“Yorkie Doodle Dandy” by Bill Wynne, tells the story of the dog Animal Planet has called, the first therapy dog. Originally published in 1996 by Wynnesome Press, the book is currently in its 5th edition, by Top Dog Enterprises, LLC.

As a personal aside, Nate and Zino were separated after their tour in Afghanistan. They were reunited in 2014, when the dog came to live with Nate and our daughter Carolyn in their home in Savannah. Last fall, Sheryl and I traveled to Houston with a friend, to celebrate our anniversary at the “Redneck Country Club”.  2,000 miles from home and completely by chance, who do we meet but the trainer who taught Zino to be a TEDD in the first place. Small world.

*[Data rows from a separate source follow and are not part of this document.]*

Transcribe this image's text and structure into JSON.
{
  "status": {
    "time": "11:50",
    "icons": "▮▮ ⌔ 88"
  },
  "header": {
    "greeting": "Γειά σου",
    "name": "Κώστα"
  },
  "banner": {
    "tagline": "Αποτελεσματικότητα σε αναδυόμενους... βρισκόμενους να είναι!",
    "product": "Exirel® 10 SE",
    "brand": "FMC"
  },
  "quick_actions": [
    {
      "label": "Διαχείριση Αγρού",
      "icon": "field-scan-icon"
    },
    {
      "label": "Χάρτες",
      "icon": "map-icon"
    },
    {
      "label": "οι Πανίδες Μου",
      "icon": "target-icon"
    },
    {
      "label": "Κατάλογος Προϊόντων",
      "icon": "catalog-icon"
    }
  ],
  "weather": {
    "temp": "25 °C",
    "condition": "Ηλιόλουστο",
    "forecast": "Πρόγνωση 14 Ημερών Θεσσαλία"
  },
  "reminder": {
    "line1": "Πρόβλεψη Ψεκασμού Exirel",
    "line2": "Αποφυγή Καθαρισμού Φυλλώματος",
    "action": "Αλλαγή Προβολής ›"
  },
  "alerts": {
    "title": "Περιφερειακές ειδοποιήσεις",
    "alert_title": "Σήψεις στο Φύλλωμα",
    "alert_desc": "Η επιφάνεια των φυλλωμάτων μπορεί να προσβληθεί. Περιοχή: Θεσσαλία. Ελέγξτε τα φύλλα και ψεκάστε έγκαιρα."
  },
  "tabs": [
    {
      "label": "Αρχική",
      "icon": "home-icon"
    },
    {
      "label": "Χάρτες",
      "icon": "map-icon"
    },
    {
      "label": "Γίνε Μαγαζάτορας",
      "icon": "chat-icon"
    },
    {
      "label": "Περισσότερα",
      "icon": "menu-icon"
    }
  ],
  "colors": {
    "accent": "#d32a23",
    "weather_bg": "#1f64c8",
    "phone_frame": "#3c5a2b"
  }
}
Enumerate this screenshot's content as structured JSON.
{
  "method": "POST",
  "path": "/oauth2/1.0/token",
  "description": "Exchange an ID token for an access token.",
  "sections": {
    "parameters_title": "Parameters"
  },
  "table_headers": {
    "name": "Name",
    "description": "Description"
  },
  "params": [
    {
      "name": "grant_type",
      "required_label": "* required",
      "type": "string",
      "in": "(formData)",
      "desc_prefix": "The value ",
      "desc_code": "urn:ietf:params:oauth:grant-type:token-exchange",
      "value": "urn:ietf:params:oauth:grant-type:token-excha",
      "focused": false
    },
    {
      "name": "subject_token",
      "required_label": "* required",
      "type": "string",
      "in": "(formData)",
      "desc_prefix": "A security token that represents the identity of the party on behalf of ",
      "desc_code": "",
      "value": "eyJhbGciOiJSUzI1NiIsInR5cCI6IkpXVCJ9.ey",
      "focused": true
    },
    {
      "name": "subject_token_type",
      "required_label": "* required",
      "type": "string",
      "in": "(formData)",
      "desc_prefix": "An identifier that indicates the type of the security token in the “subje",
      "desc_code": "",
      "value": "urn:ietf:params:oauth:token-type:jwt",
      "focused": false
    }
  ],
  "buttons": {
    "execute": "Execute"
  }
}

If you enjoyed this “Today in History”, please feel free to re-blog, “like” & share on social media, so that others may find and enjoy it as well. Please click the “follow” button on the right, to receive email updates on new articles.  Thank you for your interest, in the history we all share.